Exercise instructions:
Below are the records. Gather each line that holds "assets".

Data to examine START

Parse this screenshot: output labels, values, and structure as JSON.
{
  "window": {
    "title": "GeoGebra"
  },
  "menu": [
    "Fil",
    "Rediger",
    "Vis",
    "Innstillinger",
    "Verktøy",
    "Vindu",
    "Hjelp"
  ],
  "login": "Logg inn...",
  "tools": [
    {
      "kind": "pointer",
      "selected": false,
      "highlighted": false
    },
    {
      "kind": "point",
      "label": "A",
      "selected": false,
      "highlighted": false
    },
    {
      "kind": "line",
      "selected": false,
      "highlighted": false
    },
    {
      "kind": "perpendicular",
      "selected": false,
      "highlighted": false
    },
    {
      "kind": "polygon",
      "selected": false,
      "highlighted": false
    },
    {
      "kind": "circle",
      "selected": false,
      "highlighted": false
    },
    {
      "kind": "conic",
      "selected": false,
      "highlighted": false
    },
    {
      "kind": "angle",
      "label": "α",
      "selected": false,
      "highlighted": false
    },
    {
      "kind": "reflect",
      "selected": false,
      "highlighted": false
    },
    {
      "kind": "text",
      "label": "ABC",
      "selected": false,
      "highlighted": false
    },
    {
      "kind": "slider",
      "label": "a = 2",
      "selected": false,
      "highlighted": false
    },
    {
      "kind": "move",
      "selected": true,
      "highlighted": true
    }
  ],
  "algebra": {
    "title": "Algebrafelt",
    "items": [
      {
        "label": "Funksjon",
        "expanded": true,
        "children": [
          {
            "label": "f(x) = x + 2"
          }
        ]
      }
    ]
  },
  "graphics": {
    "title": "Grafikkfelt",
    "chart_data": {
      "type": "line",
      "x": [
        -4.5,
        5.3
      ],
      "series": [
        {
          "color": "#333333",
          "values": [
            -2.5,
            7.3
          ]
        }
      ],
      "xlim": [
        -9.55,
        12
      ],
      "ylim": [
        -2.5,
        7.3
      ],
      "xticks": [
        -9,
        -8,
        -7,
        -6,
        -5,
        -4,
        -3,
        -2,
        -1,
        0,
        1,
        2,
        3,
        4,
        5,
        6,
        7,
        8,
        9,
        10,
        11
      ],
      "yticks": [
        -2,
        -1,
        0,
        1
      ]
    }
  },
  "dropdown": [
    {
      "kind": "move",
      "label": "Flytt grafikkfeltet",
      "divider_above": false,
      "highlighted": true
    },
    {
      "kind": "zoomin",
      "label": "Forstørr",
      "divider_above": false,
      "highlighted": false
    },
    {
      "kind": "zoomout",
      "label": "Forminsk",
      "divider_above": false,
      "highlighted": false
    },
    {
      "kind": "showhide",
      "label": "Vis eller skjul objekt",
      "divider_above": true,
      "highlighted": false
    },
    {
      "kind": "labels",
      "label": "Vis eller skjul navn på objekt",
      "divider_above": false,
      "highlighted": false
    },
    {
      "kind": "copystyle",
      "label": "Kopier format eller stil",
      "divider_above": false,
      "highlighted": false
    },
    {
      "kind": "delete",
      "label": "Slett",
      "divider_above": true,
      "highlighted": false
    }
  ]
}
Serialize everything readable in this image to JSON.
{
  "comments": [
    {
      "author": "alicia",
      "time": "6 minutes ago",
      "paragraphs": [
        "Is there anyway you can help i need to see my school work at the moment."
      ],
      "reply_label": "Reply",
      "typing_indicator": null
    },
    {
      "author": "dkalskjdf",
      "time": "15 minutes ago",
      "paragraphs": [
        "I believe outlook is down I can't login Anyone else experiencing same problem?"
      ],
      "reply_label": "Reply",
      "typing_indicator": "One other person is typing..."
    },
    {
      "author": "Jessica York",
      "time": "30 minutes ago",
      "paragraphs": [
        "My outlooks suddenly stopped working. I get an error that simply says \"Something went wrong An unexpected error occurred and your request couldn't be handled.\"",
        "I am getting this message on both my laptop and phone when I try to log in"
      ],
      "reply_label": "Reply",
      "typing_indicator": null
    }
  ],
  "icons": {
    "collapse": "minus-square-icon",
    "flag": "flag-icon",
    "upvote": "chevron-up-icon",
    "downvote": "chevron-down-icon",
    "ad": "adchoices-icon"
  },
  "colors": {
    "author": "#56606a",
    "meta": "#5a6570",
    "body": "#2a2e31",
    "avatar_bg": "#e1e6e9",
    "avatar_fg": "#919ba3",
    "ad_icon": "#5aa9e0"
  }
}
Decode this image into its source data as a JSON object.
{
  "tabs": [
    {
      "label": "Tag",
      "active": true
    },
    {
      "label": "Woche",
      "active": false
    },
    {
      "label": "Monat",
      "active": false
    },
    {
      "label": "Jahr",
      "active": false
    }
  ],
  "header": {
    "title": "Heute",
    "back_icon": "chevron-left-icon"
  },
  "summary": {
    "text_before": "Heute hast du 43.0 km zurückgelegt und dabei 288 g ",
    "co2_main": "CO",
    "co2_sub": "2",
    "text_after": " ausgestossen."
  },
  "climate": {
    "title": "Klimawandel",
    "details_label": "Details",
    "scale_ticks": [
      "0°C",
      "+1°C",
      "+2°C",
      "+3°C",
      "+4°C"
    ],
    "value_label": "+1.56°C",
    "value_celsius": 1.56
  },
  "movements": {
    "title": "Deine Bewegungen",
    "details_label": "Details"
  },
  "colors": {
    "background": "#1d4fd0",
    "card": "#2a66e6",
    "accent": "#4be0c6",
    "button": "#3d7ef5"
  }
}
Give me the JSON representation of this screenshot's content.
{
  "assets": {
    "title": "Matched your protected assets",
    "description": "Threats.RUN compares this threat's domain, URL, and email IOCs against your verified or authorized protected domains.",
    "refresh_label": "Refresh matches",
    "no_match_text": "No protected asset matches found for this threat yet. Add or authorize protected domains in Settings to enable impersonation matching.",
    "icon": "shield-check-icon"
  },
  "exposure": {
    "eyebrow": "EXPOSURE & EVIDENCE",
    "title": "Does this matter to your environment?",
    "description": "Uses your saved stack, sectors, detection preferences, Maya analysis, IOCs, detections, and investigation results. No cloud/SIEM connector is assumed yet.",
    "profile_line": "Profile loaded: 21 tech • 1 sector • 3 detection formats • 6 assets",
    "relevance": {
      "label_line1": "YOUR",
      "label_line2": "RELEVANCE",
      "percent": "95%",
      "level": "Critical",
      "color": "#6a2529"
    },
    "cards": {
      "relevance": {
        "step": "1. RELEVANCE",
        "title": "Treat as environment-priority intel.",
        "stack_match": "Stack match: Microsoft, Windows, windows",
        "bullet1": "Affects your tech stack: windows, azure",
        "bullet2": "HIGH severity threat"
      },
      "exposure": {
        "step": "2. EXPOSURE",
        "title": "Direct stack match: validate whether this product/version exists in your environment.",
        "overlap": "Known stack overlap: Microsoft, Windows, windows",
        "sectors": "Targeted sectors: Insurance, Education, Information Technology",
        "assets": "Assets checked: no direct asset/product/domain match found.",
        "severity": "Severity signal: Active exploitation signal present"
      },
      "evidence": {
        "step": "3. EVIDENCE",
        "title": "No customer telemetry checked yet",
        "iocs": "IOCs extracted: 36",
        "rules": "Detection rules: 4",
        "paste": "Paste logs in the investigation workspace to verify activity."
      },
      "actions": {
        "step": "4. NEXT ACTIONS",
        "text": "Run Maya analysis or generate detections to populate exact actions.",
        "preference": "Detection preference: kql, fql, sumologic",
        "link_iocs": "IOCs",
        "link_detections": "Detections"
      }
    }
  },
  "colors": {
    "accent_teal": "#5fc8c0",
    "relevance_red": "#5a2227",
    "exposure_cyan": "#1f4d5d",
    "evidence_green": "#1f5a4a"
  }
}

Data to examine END

Answer space:
  "assets": {
    "title": "Matched your protected assets",
    "profile_line": "Profile loaded: 21 tech • 1 sector • 3 detection formats • 6 assets",
        "assets": "Assets checked: no direct asset/product/domain match found.",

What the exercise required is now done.